> _Work instructions_
Find all the lines in the entries below that hold the word "time" and copy them.

> _Dataset rows describing interfaces_
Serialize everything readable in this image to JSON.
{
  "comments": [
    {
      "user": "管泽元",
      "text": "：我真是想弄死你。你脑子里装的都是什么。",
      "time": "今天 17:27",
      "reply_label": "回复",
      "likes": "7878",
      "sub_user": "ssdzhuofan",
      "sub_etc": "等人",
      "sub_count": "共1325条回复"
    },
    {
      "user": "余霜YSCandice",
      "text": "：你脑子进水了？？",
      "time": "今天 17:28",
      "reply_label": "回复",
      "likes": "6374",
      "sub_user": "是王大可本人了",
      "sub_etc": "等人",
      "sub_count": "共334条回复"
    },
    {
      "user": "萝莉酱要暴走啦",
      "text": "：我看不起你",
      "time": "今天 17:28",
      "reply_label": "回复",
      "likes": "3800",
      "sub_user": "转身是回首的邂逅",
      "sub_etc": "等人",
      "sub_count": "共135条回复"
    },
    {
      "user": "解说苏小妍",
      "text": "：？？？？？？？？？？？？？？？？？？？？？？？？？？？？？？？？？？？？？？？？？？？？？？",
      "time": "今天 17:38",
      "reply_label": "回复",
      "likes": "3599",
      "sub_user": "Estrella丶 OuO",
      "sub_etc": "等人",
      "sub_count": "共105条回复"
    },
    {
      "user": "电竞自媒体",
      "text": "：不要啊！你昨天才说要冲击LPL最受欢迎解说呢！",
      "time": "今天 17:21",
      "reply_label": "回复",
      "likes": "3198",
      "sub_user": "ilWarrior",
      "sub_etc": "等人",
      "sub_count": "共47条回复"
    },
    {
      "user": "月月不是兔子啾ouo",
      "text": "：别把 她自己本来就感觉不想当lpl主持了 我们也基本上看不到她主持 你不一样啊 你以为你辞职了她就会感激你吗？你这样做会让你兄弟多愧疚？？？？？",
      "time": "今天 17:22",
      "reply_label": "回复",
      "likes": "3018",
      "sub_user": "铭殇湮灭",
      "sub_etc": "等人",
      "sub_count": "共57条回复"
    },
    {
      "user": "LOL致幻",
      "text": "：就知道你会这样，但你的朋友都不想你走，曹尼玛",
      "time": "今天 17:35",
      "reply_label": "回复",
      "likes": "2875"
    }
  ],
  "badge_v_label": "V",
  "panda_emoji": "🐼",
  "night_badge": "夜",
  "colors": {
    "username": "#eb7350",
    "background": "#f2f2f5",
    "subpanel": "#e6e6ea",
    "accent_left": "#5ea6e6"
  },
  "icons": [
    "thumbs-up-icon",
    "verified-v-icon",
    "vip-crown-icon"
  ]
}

> _Task solution_
      "time": "今天 17:27",
      "time": "今天 17:28",
      "time": "今天 17:28",
      "time": "今天 17:38",
      "time": "今天 17:21",
      "time": "今天 17:22",
      "time": "今天 17:35",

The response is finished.